Midway through our meal Dorothy turned to me and said "I want to eat here for my birthday". Next year, Bella. Next year.
We dined at El Celler De Can Roca two weeks after it was crowned the number one restaurant in the world and the excitement in the room was still palatable. While it wasn't our favorite meal of 2013, we too were soon swept up in the Roca brother magic.
From the avant-garde cooking of Joan Roca, the head chef, the exquisite wine pairings from sommelier Josep, to the imaginative desserts from youngest brother Jodi, this talented trio has taken a family restaurant and turned it into a world class destination.
Saison was the most expensive meal we ate this year. In fact, I'll take it a step further. Saison is the most expensive meal we've ever eaten. (And we've eaten at some pretty remarkable places). As a chef/restauranteur, that's ballsy. Especially given that Joshua Skenes is a (relative) newcomer.
So now that I got that disclosure out of the way, let me also say this - he backs it up. Saison is the best restaurant we've eaten at in the United States. And it's not even close. The cod course I ate that night was my favorite dish of the year. (Ulterior Epicure listed it as his number four). The white truffle course was easily in my top five. It was a brilliant, brilliant meal, one that I hope to repeat again soon once we've returned to the West Coast.
A meal at Asador Etxebarri is something of a foodie holy grail. Victor Aruginzoniz, a former forest ranger, is considered the world's ultimate grill master. And the Basque restaurant is notoriously difficult to find, located in a "town" comprised of a few buildings in the middle of nowhere.
So, was the hype justified? Despite being lost twice (each way an hour and a half), dealing with snobbish guests and the mixed lighting from hell, the answer to that question is a resounding YES. If nothing else, for the best steak of your life (see pic above).
Every dish, from the opening mushroom crackers, to the ice cream for dessert, is infused with an intense smokiness. Not only was it one of our top three meals of 2013, but we're eating at Etxebarri again in two weeks.
Only this time…we're not driving.
Dorothy and I never got to visit El Bulli before it closed. So we were particularly excited to eat at 41 Degrees in Barcelona, a cocktail bar owned by Ferran and Albert Adrià that neighbors Tickets, their hit tapas joint. Albert takes you on a gastronomical journey around the world through forty-one different tapas, including a few El Bulli classics.
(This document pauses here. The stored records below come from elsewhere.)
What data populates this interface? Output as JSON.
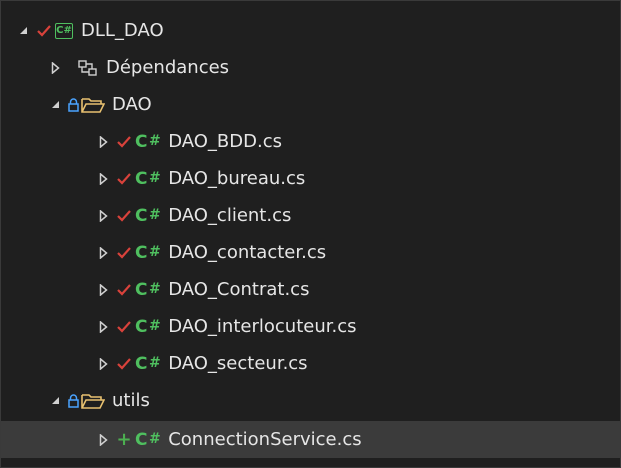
{
  "project": {
    "name": "DLL_DAO",
    "icon": "csharp-project-icon",
    "status": "checked-in"
  },
  "dependencies": {
    "label": "Dépendances",
    "icon": "dependencies-icon"
  },
  "folders": [
    {
      "name": "DAO",
      "icon": "folder-icon",
      "files": [
        {
          "name": "DAO_BDD.cs",
          "status": "checked-in"
        },
        {
          "name": "DAO_bureau.cs",
          "status": "checked-in"
        },
        {
          "name": "DAO_client.cs",
          "status": "checked-in"
        },
        {
          "name": "DAO_contacter.cs",
          "status": "checked-in"
        },
        {
          "name": "DAO_Contrat.cs",
          "status": "checked-in"
        },
        {
          "name": "DAO_interlocuteur.cs",
          "status": "checked-in"
        },
        {
          "name": "DAO_secteur.cs",
          "status": "checked-in"
        }
      ]
    },
    {
      "name": "utils",
      "icon": "folder-icon",
      "files": [
        {
          "name": "ConnectionService.cs",
          "status": "added",
          "selected": true
        }
      ]
    }
  ],
  "glyphs": {
    "csharp": "C",
    "hash": "#",
    "project_badge": "C#",
    "plus": "+"
  },
  "colors": {
    "background": "#1f1f1f",
    "selected_row": "#3b3b3b",
    "text": "#e6e6e6",
    "csharp_green": "#4fbf5f",
    "check_red": "#d9423b",
    "lock_blue": "#4aa3ff",
    "folder_yellow": "#e8c170",
    "added_green": "#4caf50"
  }
}
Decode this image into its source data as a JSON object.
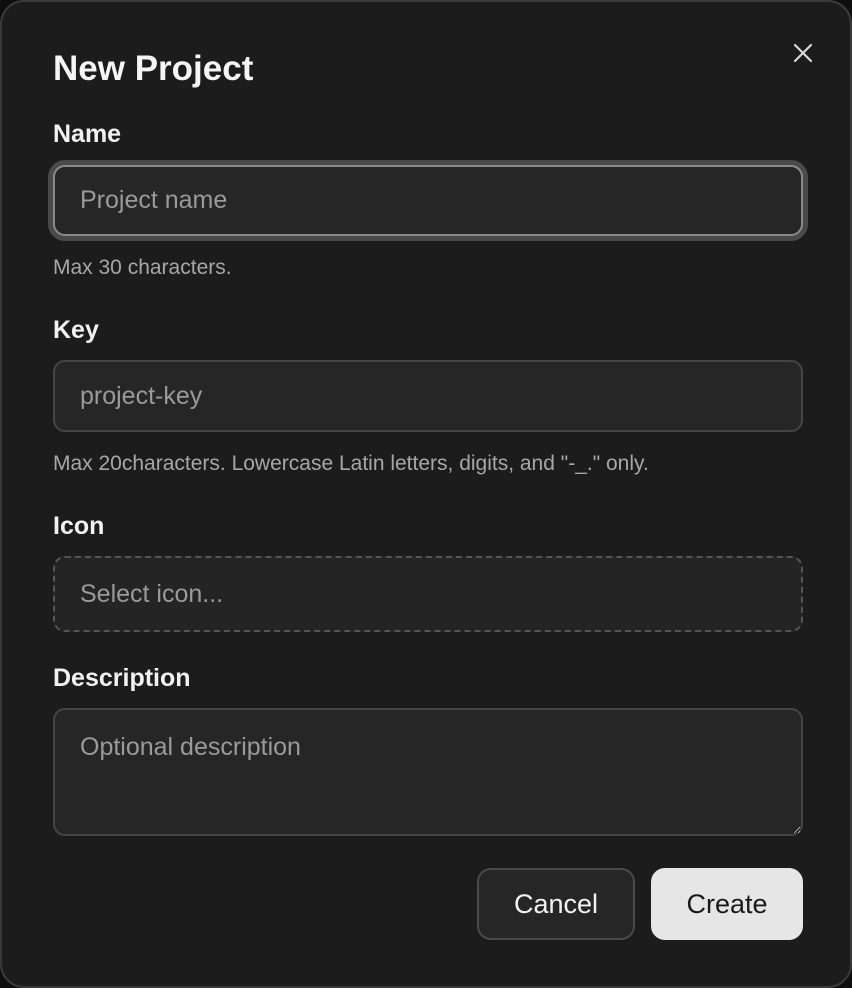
{
  "dialog": {
    "title": "New Project",
    "close_icon": "close-icon"
  },
  "name_field": {
    "label": "Name",
    "placeholder": "Project name",
    "value": "",
    "hint": "Max 30 characters."
  },
  "key_field": {
    "label": "Key",
    "placeholder": "project-key",
    "value": "",
    "hint": "Max 20characters. Lowercase Latin letters, digits, and \"-_.\" only."
  },
  "icon_field": {
    "label": "Icon",
    "placeholder": "Select icon..."
  },
  "description_field": {
    "label": "Description",
    "placeholder": "Optional description",
    "value": ""
  },
  "actions": {
    "cancel_label": "Cancel",
    "create_label": "Create"
  },
  "colors": {
    "background": "#1c1c1c",
    "primary_button": "#e6e6e6",
    "border": "#454545"
  }
}
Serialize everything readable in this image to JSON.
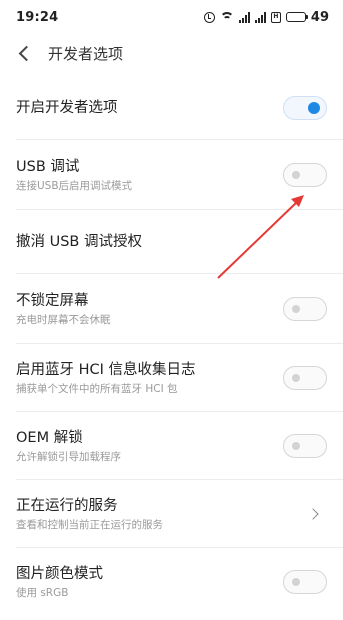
{
  "status_bar": {
    "time": "19:24",
    "sim_label": "H",
    "battery_level": "49"
  },
  "header": {
    "title": "开发者选项"
  },
  "items": [
    {
      "title": "开启开发者选项",
      "subtitle": "",
      "control": "toggle",
      "on": true
    },
    {
      "title": "USB 调试",
      "subtitle": "连接USB后启用调试模式",
      "control": "toggle",
      "on": false
    },
    {
      "title": "撤消 USB 调试授权",
      "subtitle": "",
      "control": "none"
    },
    {
      "title": "不锁定屏幕",
      "subtitle": "充电时屏幕不会休眠",
      "control": "toggle",
      "on": false
    },
    {
      "title": "启用蓝牙 HCI 信息收集日志",
      "subtitle": "捕获单个文件中的所有蓝牙 HCI 包",
      "control": "toggle",
      "on": false
    },
    {
      "title": "OEM 解锁",
      "subtitle": "允许解锁引导加载程序",
      "control": "toggle",
      "on": false
    },
    {
      "title": "正在运行的服务",
      "subtitle": "查看和控制当前正在运行的服务",
      "control": "chevron"
    },
    {
      "title": "图片颜色模式",
      "subtitle": "使用 sRGB",
      "control": "toggle",
      "on": false
    }
  ],
  "colors": {
    "accent": "#1e88e5",
    "annotation_arrow": "#e53935"
  }
}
What more can I add that hasn't already been said more eloquently by others? A delicious, sensory experience, and our second favorite meal of 2013.
We couldn't decide if we wanted to go to Mugaritz. The reviews were decidedly mixed. On the one hand, people universally raved about the location and service. On the other, many complained about the food, some going as far as to call it inedible. Even some people who sung Mugaritz's praises called it an amazing experience despite only liking a few dishes. I couldn't reconcile that idea in my head. How could a restaurant be an experience of a lifetime if it didn't even taste good?
Actually, Andoni Aduriz, Mugaritz's chef commissioned a study of this. And found that taste was of 13th importance to customers dining at his restaurant. It sounds preposterous. Until you experience for yourself. Which is exactly what happened to me when I dined there.
Mugaritz was the best meal I ate last year. And I probably only liked half their dishes.
Simply put, the philosophy of Chef Aduriz permeates everything, from the space and location, to the talented people who work there, and (of course) the food. An encounter with nature is what the menu promises…and delivers. This is not a meal, it's a thought provoking experience, one that lingers with you.
I can't wait to eat there again. Luckily, I don't have to wait long. We go in two weeks.